Rather than fighting against the natural cycles of our planet, I believe we should live with the seasons, and in winter this means more introspection, stillness, peace, calm, and rest.
In Chinese Medicine, winter is equated to the water element ‘Shui’ where all life stems from whether it is from the rivers and oceans or from the heavens in the form of rain. Water is also one of the most malleable elements, able to flow around different obstacles. It can be both calm and overpowering, shallow and deep. In a recent book I read by Debra Katz, there is a quote that helps inspire the qualities of water; “in order to flow well in life we need the qualities of water of being able to rebalance extremes, of being still and pure in our own essence, of being unafraid of plunging forward, and of being able to reach profound depths.” However, in order to do this, we need to rest and retreat!
The problem is, many of us feel the pressure to constantly “do” and so will go against the natural rhythms of nature because being busy is often equated to success and doing nothing is seen as being lazy. However, in one of my favourite books, by the late Lillian Bridges, her grandmother stressed to her that ‘boredom was good luck’ because it means you have choices to make and that you don’t have to do what others wanted you to do, which gives you a kind of freedom and from a Chinese Medicine perspective, it means you are living slow enough not to waste and use up all of your Jing, making the themes of rest and retreat so important for the month of January.
What is Jing? Jing is part of what is known as the three treasures in Chinese medicine. We have Qi, which is our life-force that interacts with the universe all around us, Shen, which links to our spirit and is seen in the eyes, and Jing, which roots us to the earth. Our Jing is seen as the sum of all our ancestral gifts, our constitution, our emotional and physical strengths and our tendencies and dispositions. You can also think of it like a battery. Each one of us will have a different-sized battery with varying amounts of energy. This battery cannot be recharged, rather we take from it throughout our lives and can boost it through lifestyle and food. And this is where the importance of resting and retreating comes in. Most of us use up too much Jing and then struggle with daily life and stressors. And most of us will have used up a lot by the end of the previous year. The most important thing to remember is how you use your Jing, what activities you decide to do and how you can complete your life’s work to live more aligned to your destiny. Doing nothing and having moments of boredom is important because this preserves our Jing.

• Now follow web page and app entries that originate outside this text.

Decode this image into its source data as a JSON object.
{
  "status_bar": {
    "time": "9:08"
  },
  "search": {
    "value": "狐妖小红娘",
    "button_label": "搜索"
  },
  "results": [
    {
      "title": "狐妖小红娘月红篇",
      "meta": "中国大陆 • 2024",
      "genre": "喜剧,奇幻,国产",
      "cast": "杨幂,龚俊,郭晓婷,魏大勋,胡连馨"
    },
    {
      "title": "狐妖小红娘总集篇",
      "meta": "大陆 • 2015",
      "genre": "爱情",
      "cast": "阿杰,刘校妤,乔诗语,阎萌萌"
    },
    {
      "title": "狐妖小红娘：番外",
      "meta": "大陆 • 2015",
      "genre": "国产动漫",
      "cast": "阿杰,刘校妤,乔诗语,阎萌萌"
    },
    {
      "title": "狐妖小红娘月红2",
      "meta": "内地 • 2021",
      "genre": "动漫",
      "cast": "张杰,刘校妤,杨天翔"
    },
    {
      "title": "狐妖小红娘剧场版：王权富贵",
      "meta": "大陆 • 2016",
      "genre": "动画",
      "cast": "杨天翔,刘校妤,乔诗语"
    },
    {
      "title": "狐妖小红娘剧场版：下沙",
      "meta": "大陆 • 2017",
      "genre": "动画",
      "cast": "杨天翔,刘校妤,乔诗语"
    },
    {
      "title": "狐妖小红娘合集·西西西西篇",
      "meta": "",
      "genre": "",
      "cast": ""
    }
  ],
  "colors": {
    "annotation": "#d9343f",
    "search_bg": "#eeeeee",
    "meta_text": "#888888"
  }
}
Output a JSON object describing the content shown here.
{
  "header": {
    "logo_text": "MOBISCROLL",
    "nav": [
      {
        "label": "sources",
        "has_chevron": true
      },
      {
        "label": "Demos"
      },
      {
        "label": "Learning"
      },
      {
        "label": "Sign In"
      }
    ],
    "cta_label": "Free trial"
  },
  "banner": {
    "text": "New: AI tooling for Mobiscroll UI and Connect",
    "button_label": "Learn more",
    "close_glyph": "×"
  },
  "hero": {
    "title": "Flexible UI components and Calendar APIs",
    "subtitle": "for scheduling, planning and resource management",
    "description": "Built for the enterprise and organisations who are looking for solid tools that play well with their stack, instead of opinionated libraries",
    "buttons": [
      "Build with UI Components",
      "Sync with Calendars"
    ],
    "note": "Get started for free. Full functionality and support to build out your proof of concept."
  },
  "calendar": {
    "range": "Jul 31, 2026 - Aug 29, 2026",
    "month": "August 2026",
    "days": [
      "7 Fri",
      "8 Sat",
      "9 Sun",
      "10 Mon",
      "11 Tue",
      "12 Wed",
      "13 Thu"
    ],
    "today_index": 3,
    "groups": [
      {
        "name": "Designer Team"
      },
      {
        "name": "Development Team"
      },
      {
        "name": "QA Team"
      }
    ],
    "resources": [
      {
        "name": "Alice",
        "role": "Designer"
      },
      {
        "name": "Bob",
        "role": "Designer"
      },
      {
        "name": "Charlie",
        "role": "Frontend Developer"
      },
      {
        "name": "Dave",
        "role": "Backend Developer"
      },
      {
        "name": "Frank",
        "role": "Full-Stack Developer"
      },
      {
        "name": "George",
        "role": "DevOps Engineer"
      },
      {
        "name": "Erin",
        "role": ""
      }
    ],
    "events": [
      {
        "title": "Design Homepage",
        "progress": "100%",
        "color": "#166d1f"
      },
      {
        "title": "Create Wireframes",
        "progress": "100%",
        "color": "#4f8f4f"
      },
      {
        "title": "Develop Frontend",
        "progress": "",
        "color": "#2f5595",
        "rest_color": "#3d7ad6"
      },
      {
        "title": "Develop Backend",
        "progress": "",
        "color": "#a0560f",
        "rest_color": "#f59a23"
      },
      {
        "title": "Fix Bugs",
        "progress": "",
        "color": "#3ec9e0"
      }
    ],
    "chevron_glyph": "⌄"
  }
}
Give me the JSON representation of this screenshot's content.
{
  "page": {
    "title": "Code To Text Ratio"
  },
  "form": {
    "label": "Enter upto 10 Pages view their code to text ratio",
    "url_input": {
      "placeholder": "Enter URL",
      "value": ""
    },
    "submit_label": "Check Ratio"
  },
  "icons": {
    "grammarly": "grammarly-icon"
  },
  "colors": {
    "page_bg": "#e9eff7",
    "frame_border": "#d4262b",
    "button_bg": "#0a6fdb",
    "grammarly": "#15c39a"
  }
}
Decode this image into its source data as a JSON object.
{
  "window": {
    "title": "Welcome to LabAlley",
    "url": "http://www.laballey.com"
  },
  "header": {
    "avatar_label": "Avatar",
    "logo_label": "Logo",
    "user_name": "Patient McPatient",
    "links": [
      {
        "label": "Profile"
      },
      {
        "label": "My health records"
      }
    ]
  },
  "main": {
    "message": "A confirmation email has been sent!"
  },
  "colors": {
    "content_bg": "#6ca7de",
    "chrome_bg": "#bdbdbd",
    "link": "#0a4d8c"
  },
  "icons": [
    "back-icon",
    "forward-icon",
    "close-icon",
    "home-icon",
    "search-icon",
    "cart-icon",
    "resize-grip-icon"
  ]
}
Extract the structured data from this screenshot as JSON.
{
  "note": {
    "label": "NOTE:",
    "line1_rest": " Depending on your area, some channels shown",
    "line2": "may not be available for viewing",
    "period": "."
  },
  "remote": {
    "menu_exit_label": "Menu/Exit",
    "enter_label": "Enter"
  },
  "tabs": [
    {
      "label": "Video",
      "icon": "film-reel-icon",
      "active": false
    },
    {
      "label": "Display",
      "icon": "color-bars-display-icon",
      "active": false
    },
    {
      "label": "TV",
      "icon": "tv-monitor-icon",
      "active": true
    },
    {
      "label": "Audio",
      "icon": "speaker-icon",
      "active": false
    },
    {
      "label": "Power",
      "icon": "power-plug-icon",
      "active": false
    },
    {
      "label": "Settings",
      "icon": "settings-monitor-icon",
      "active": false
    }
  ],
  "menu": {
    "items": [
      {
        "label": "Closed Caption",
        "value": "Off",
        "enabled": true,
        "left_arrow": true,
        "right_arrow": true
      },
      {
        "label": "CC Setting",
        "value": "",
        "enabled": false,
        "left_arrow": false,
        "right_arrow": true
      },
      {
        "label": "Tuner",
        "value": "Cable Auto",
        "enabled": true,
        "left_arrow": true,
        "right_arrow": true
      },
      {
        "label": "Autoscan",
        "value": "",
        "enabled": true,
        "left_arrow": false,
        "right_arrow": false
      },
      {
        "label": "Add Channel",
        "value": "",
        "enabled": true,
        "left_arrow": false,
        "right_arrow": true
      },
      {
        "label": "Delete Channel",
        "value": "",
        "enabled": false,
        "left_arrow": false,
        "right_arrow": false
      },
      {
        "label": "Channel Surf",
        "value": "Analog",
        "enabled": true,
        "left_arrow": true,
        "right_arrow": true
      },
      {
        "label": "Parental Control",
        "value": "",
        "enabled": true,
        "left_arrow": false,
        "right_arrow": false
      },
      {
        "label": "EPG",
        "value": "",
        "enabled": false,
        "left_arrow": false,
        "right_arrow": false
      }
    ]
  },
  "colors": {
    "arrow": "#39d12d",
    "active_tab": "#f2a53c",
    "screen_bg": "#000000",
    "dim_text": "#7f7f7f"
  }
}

I often look at people’s faces for signs of Jing and there are certain markers that indicate that you may have a lot, such as having bones that don’t break easily, lots of hair on the head and/or strong inflexible ears. Equally, certain lines on the face can indicate the usage of too much Jing:
However, even if you don’t have any of these markers, it is more important for you to learn how to conserve your battery and your Jing, as someone who has a lot may still use too much!
So how can you do more of nothing and preserve your Jing?
Doing nothing is hard for many people, especially as most of us are used to always being active, out socialising and on the go, but it is truly important to preserve our Jing to help us live a long and healthy life. Some of us may have to learn how to do this, but once you do, you will have more energy to take on those other tasks in life and cope with any challenges.
Astrologically, until the 18th of January, mercury will be in retrograde requiring the need to slow down and reflect, heightening the need for introspection.
If you are suffering from fatigue, feeling unmotivated, uninspired or struggling with your assimilation of food; both regular acupuncture and cosmetic facial acupuncture can help preserve your Jing and get you back to good health. Find an acupuncturist near you or get in touch for more if you would like to help resetting and balancing the body ready to re-emerge for spring.